At the Picnic the Chickens were in a small fenced area right near our patio.  Many of my cousins remembered the days when people still kept chickens for food and we were comparing notes on means of execution.  My mother told me that her mom preferred slow strangulation, she would trap the chicken between her legs and slowly start twisting, while repeating the phrase, “Death to you and health to us!” (in Italian it rhymes).  One of my uncles would grab them by the legs and take a big swing, beating their heads against a wall (batter up!).  I think my father was the most humane; he had a hatchet and would chop their heads off.   Well – I think that’s enough on chicken executions for now!

After Dom went back to Colorado, I brought 4 of the chickens back to Aaron, but my mom and I kept two.  She really enjoyed them and would go outside to their coop a few times a day to bring them food.  I’m sure it reminded her of old times!  One thing we noted was that they do have unique personalities.  I kept Baldy and Curly who were very friendly.  Every night I would go into their coop and sit down, they would climb up on my arms and preen themselves and then start to fall asleep – just what I always wanted to be, Chicken Daddy!

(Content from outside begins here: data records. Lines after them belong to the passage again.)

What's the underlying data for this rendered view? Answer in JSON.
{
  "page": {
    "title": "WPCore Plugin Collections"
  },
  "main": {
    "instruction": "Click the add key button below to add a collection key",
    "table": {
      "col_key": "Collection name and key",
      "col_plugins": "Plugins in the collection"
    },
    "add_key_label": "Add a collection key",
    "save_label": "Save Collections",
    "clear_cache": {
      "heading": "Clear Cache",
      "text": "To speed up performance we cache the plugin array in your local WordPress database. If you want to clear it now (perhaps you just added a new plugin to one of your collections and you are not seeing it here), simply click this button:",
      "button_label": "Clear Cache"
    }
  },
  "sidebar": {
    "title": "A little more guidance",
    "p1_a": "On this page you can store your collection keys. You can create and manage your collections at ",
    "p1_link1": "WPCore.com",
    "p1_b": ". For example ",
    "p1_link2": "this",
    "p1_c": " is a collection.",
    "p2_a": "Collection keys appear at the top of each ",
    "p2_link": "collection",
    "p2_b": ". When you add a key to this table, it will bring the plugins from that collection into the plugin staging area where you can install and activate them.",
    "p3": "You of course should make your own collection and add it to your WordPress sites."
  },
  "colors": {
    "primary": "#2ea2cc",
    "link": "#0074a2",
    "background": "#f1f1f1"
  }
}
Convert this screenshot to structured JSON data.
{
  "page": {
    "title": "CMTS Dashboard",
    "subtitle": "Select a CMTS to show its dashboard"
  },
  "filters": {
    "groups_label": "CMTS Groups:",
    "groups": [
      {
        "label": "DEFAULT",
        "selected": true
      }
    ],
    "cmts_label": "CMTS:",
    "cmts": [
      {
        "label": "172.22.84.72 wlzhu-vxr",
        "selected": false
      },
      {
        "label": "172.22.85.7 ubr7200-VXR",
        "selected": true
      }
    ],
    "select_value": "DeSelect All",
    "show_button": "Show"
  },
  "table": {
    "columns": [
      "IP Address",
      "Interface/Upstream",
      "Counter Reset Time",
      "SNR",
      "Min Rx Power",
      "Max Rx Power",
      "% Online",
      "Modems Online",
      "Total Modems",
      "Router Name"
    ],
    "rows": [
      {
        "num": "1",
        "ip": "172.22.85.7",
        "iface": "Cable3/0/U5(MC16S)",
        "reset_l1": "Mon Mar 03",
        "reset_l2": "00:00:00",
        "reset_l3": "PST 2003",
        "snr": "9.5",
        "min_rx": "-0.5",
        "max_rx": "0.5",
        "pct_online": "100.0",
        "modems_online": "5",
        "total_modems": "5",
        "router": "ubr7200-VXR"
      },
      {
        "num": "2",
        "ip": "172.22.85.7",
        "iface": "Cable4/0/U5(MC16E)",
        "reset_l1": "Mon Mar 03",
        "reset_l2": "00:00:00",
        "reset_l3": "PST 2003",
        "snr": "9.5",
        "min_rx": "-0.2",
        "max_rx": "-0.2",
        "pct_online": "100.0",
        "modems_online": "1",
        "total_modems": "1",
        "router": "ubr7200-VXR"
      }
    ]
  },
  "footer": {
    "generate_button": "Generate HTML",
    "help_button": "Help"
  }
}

One sad note this year is Grandma’s health.  She had been coping with a slowly failing Liver and was quite a bit weaker during the summer.  We still did a lot of things together as we had in the past, but we did not make a trip to Niagara Falls because the walking would have been too much for her.  In September, we were making plans for another trip to see Dom in Colorado when her health took a dramatic turn for the worse.  There were a couple of visits to the Emergency Room and about a two-week stay in the Hospital; she lost a lot of weight getting down to almost 80 pounds!   There didn’t seem to be much to be done in the Hospital and they sent here home by ambulance on a stretcher in late September.   She was admitted to the Hospice program for the terminally ill so that I could have some extra help at home taking care of her.

She has had her ups and downs but has remained in pretty good spirits!  Domenic arrived from Colorado yesterday, so we are all very thankful to have a Christmas together.

Domenic has had an uneventful fall semester at school.  His only response to questions about what he did in school that way was, “nothing.”  

Here are some other significant milestones that come to mind in 2005:

FIRST: This was the first year in a long time that I didn’t spend at least one night in a jail cell – imagine that!   It wasn’t for lake of effort -- I did get arrested and handcuffed a few times, but they didn’t want to keep me! You can teach an old dog new tricks!  For more details on this and my activities for Family Law reform check http://www.AkidsRight.Org/

SECOND:  Dom traveled from Denver to Rochester all by himself for our Christmas visit together. With Grandma being so sick it was impossible for me to fly out to escort Dom back as I had in previous years.  He still would rather fly together.

THIRD:  Again, we completed some home improvement projects.  Our cousin, Phil Paliotti (a former electrician), he told us the materials and techniques needed to run electricity out to an old garage).  It was an interesting project, no one got ‘shocked’ and it was nice to see lights come on when we threw the switch.   We also did a sink/vanity replacement upstairs in our house.

Our Best Wishes for a Very Merry Christmas & A Happy New Year

- Caterina, John, & Domenic Murtari

© John and Domenic Murtari 2011